== Input records ==
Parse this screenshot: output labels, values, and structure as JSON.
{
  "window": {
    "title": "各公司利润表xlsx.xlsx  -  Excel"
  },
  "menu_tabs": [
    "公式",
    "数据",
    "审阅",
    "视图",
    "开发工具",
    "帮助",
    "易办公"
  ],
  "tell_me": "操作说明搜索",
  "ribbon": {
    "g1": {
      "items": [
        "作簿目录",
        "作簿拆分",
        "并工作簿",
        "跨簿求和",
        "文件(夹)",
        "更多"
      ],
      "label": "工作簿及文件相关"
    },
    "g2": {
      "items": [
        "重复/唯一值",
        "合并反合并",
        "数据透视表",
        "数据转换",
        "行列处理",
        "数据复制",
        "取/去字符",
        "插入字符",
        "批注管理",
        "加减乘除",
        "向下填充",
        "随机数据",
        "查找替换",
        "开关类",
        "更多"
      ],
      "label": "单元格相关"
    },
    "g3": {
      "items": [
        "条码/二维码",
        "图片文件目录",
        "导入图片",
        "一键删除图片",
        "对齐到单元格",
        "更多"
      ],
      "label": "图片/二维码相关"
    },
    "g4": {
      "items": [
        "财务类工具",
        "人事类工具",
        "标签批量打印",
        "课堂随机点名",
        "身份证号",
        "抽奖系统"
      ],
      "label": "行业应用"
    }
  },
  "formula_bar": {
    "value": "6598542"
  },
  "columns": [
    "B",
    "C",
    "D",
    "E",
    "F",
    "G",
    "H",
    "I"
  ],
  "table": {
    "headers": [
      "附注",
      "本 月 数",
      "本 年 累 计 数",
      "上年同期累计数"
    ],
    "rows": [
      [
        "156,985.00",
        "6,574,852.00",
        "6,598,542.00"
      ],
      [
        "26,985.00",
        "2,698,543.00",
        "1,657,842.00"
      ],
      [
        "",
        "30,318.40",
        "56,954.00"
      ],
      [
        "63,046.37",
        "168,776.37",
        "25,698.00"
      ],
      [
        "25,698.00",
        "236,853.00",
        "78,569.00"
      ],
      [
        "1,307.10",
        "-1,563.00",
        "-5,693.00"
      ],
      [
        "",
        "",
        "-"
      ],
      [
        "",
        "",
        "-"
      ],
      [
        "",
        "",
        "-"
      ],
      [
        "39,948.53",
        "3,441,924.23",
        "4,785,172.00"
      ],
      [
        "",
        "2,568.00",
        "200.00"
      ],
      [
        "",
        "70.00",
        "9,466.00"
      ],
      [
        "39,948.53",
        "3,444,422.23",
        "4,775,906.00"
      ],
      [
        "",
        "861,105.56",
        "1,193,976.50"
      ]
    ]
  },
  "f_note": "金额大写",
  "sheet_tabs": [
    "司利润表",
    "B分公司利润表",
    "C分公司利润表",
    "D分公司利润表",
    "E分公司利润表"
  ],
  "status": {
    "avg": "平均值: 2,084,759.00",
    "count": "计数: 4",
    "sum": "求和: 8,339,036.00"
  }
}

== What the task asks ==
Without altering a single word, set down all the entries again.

== Written answer ==
Parse this screenshot: output labels, values, and structure as JSON.
{
  "window": {
    "title": "各公司利润表xlsx.xlsx  -  Excel"
  },
  "menu_tabs": [
    "公式",
    "数据",
    "审阅",
    "视图",
    "开发工具",
    "帮助",
    "易办公"
  ],
  "tell_me": "操作说明搜索",
  "ribbon": {
    "g1": {
      "items": [
        "作簿目录",
        "作簿拆分",
        "并工作簿",
        "跨簿求和",
        "文件(夹)",
        "更多"
      ],
      "label": "工作簿及文件相关"
    },
    "g2": {
      "items": [
        "重复/唯一值",
        "合并反合并",
        "数据透视表",
        "数据转换",
        "行列处理",
        "数据复制",
        "取/去字符",
        "插入字符",
        "批注管理",
        "加减乘除",
        "向下填充",
        "随机数据",
        "查找替换",
        "开关类",
        "更多"
      ],
      "label": "单元格相关"
    },
    "g3": {
      "items": [
        "条码/二维码",
        "图片文件目录",
        "导入图片",
        "一键删除图片",
        "对齐到单元格",
        "更多"
      ],
      "label": "图片/二维码相关"
    },
    "g4": {
      "items": [
        "财务类工具",
        "人事类工具",
        "标签批量打印",
        "课堂随机点名",
        "身份证号",
        "抽奖系统"
      ],
      "label": "行业应用"
    }
  },
  "formula_bar": {
    "value": "6598542"
  },
  "columns": [
    "B",
    "C",
    "D",
    "E",
    "F",
    "G",
    "H",
    "I"
  ],
  "table": {
    "headers": [
      "附注",
      "本 月 数",
      "本 年 累 计 数",
      "上年同期累计数"
    ],
    "rows": [
      [
        "156,985.00",
        "6,574,852.00",
        "6,598,542.00"
      ],
      [
        "26,985.00",
        "2,698,543.00",
        "1,657,842.00"
      ],
      [
        "",
        "30,318.40",
        "56,954.00"
      ],
      [
        "63,046.37",
        "168,776.37",
        "25,698.00"
      ],
      [
        "25,698.00",
        "236,853.00",
        "78,569.00"
      ],
      [
        "1,307.10",
        "-1,563.00",
        "-5,693.00"
      ],
      [
        "",
        "",
        "-"
      ],
      [
        "",
        "",
        "-"
      ],
      [
        "",
        "",
        "-"
      ],
      [
        "39,948.53",
        "3,441,924.23",
        "4,785,172.00"
      ],
      [
        "",
        "2,568.00",
        "200.00"
      ],
      [
        "",
        "70.00",
        "9,466.00"
      ],
      [
        "39,948.53",
        "3,444,422.23",
        "4,775,906.00"
      ],
      [
        "",
        "861,105.56",
        "1,193,976.50"
      ]
    ]
  },
  "f_note": "金额大写",
  "sheet_tabs": [
    "司利润表",
    "B分公司利润表",
    "C分公司利润表",
    "D分公司利润表",
    "E分公司利润表"
  ],
  "status": {
    "avg": "平均值: 2,084,759.00",
    "count": "计数: 4",
    "sum": "求和: 8,339,036.00"
  }
}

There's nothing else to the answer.